The Tao (or the Way), literally means "the path". In great simplification, Tao is a phenomenon, or a force, that cannot be defined, logically explained or mastered. It simply exists and it is out there for one to attune with it intuitively. Taoism, then, is a way of living, based on a concept of simplicity, attunement to nature, the concept of "non-acting". As Laozi has said himself:
"The Tao that can be named is not the eternal Tao. The Name that can be named is not the eternal name. The nameless is the beginning of Heaven and Earth. the named is the mother of all things."
Taoism, a philosophy and religion , had a great impact on arts and politics of China. That includes calligraphy. The essence of calligraphy is for one to be able to express one`s inner understanding of the art. The inner understanding becomes the Tao of calligraphy, a path of life one has chosen to follow. Each line, each stroke, and each page define the way of life of a given calligrapher. By looking at one`s calligraphy, we can understand and appreciate one`s Tao. Consequently, if one remains true to the Tao of calligraphy, one`s works will be powerful and truly masterful.
Above calligraphy is written in small seal script (小篆). I used gold ink on black paper (20x20cm). The text reads: 天下神器、不可為也、不可執也。為者敗之、執者失之。 "The world is a sacred vessel. It should not be meddled with. It should not be owned.
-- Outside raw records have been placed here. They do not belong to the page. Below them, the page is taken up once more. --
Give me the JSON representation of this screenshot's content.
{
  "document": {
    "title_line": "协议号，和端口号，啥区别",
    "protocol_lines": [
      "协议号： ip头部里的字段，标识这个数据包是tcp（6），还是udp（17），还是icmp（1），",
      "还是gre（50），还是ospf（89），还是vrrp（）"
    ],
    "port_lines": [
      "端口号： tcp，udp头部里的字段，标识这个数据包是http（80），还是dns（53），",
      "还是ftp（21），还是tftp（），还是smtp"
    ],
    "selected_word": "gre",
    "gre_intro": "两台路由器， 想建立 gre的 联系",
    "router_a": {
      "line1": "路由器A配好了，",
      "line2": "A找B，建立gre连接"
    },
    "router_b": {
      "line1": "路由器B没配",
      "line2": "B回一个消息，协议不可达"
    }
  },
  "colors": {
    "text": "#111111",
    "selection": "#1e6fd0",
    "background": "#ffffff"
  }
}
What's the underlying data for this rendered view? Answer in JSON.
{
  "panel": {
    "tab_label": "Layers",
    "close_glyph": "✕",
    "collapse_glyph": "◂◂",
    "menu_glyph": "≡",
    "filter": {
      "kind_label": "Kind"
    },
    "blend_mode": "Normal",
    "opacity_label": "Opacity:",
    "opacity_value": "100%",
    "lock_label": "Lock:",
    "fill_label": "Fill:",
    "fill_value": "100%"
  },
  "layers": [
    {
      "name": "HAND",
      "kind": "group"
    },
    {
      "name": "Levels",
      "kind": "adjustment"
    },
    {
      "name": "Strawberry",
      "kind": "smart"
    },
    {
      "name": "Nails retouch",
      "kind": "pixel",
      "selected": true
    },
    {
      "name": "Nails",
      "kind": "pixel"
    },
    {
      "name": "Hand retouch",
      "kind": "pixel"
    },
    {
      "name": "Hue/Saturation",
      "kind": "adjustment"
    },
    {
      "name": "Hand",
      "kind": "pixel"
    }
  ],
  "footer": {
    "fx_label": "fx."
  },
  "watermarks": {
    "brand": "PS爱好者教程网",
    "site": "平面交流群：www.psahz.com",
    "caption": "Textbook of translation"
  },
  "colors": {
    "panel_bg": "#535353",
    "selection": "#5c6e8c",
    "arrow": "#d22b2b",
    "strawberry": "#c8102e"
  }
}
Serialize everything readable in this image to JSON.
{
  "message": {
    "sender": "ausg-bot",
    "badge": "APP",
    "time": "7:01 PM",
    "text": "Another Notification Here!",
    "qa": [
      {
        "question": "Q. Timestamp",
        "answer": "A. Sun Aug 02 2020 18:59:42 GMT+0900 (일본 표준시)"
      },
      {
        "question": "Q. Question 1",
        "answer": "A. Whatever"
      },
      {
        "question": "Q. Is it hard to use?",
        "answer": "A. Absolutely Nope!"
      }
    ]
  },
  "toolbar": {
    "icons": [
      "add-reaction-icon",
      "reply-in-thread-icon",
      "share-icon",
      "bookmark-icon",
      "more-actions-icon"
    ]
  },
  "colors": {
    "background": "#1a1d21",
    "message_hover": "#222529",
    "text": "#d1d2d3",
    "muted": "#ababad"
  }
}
If you try to meddle with it, you will ruin it. If you try to own it, you will lose it." It is a quotation from Daodejing.
To see this work in a larger format, please visit the coloured paper gallery.
Ponte Ryuurui (品天龍涙)